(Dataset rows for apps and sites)
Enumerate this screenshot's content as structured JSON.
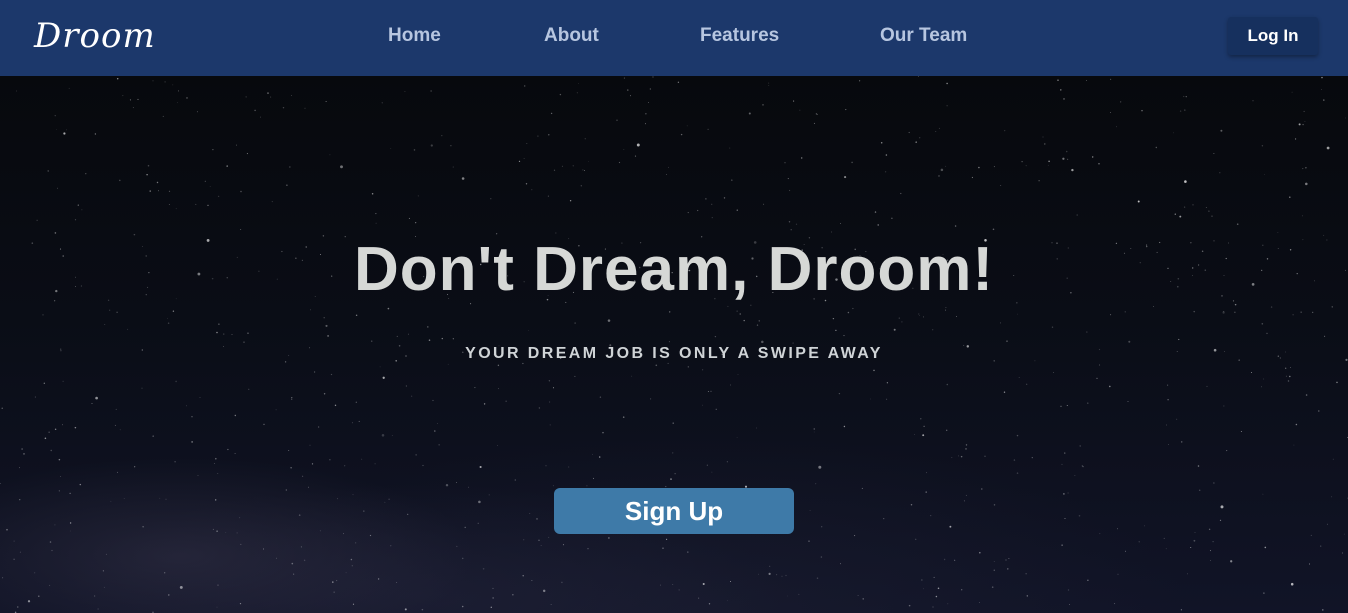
{
  "header": {
    "logo": "Droom",
    "nav": [
      {
        "label": "Home"
      },
      {
        "label": "About"
      },
      {
        "label": "Features"
      },
      {
        "label": "Our Team"
      }
    ],
    "login_label": "Log In"
  },
  "hero": {
    "title": "Don't Dream, Droom!",
    "subtitle": "YOUR DREAM JOB IS ONLY A SWIPE AWAY",
    "signup_label": "Sign Up"
  },
  "colors": {
    "navbar": "#1c386b",
    "nav_link": "#b7c6e0",
    "login_button": "#16305e",
    "signup_button": "#3e7aa8",
    "hero_text": "#d6d8d6"
  }
}
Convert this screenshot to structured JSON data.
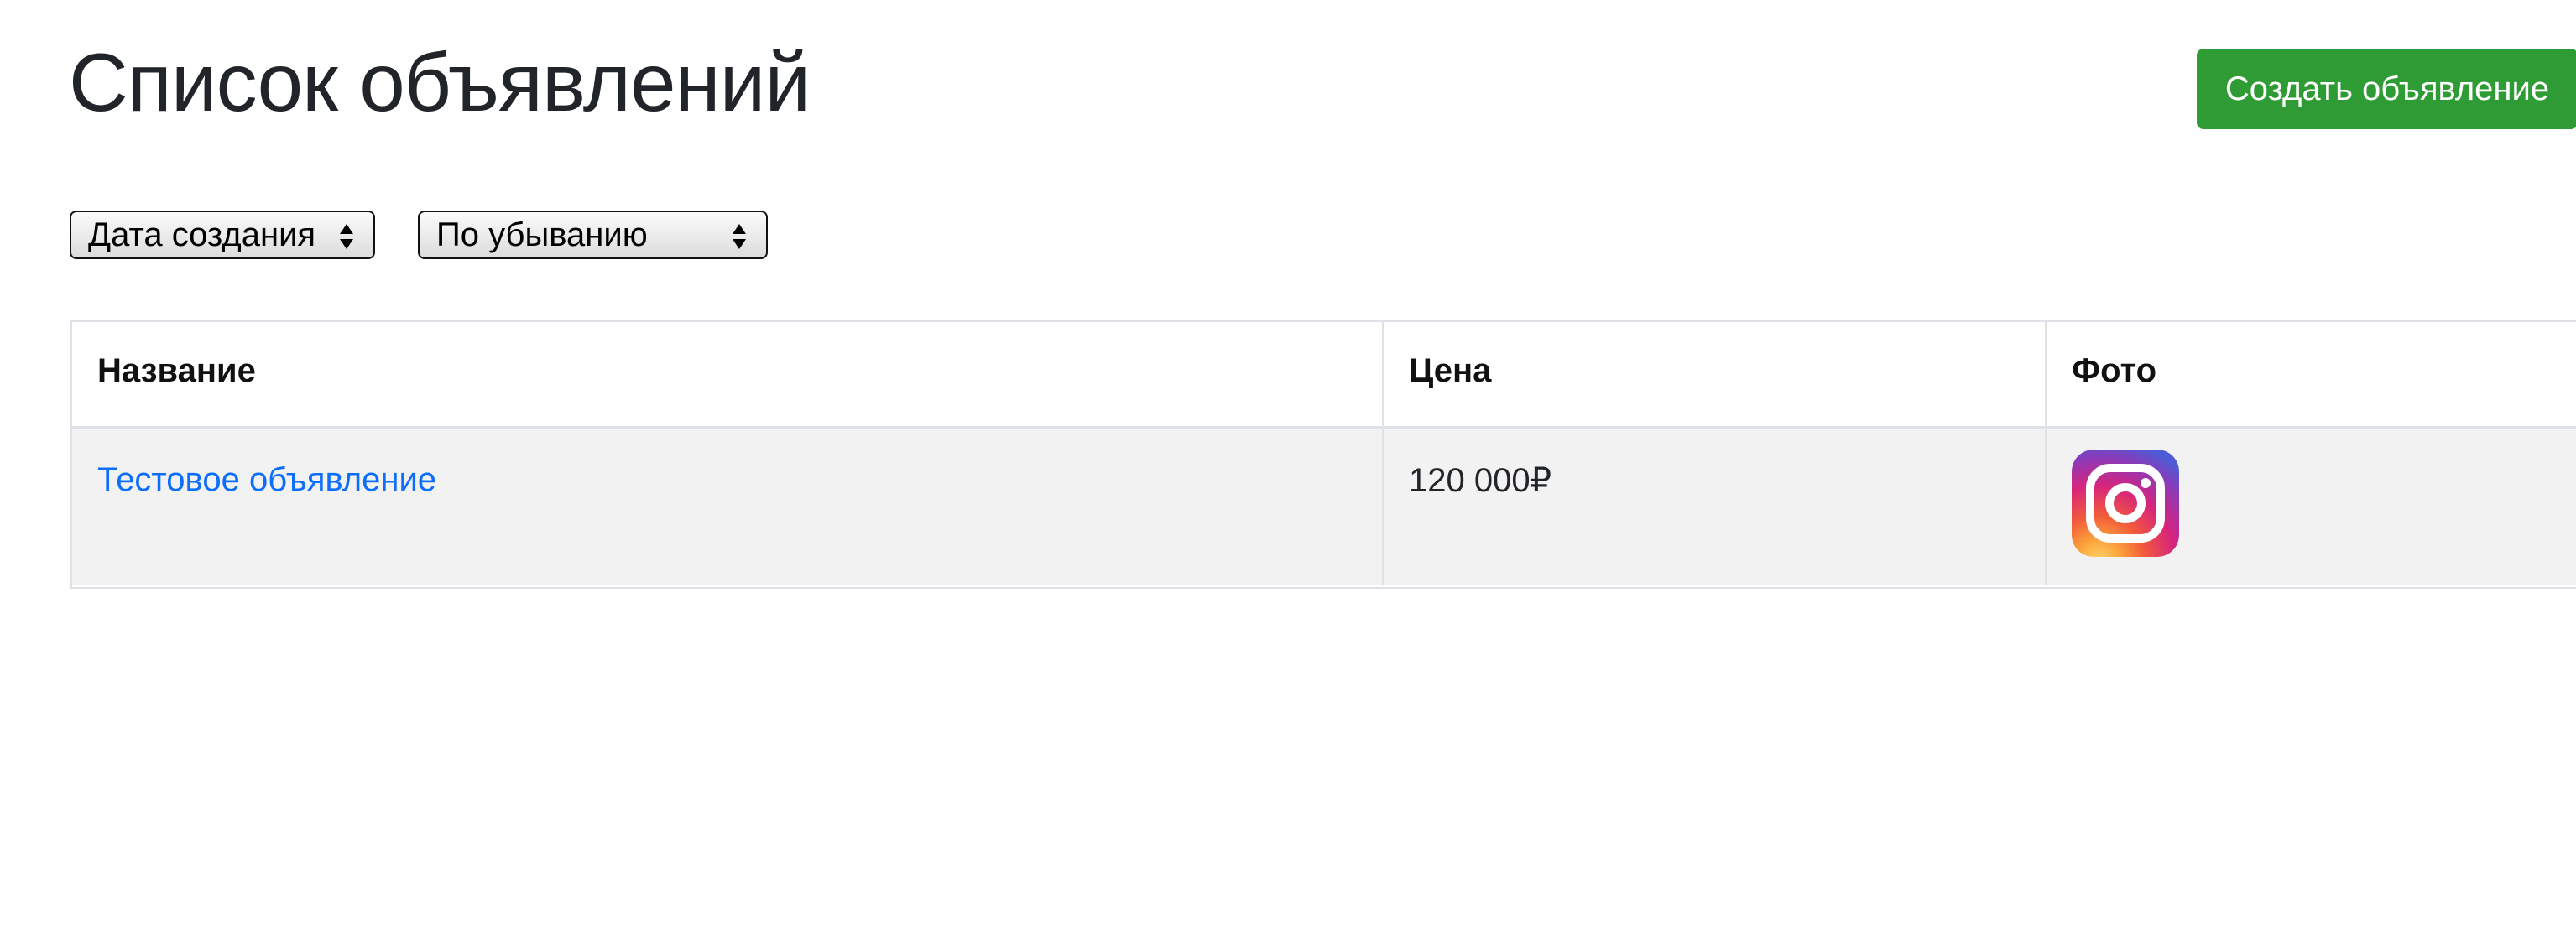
{
  "page": {
    "title": "Список объявлений",
    "create_button_label": "Создать объявление"
  },
  "filters": {
    "sort_field": "Дата создания",
    "sort_order": "По убыванию"
  },
  "table": {
    "columns": [
      "Название",
      "Цена",
      "Фото"
    ],
    "rows": [
      {
        "name": "Тестовое объявление",
        "price": "120 000₽",
        "photo_icon": "instagram-icon"
      }
    ]
  },
  "colors": {
    "accent_green": "#2f9b35",
    "link_blue": "#0d6efd",
    "row_background": "#f2f2f2",
    "border": "#dee2e6"
  }
}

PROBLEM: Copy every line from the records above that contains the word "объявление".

EXERCISE RESULT:
    "create_button_label": "Создать объявление"
        "name": "Тестовое объявление",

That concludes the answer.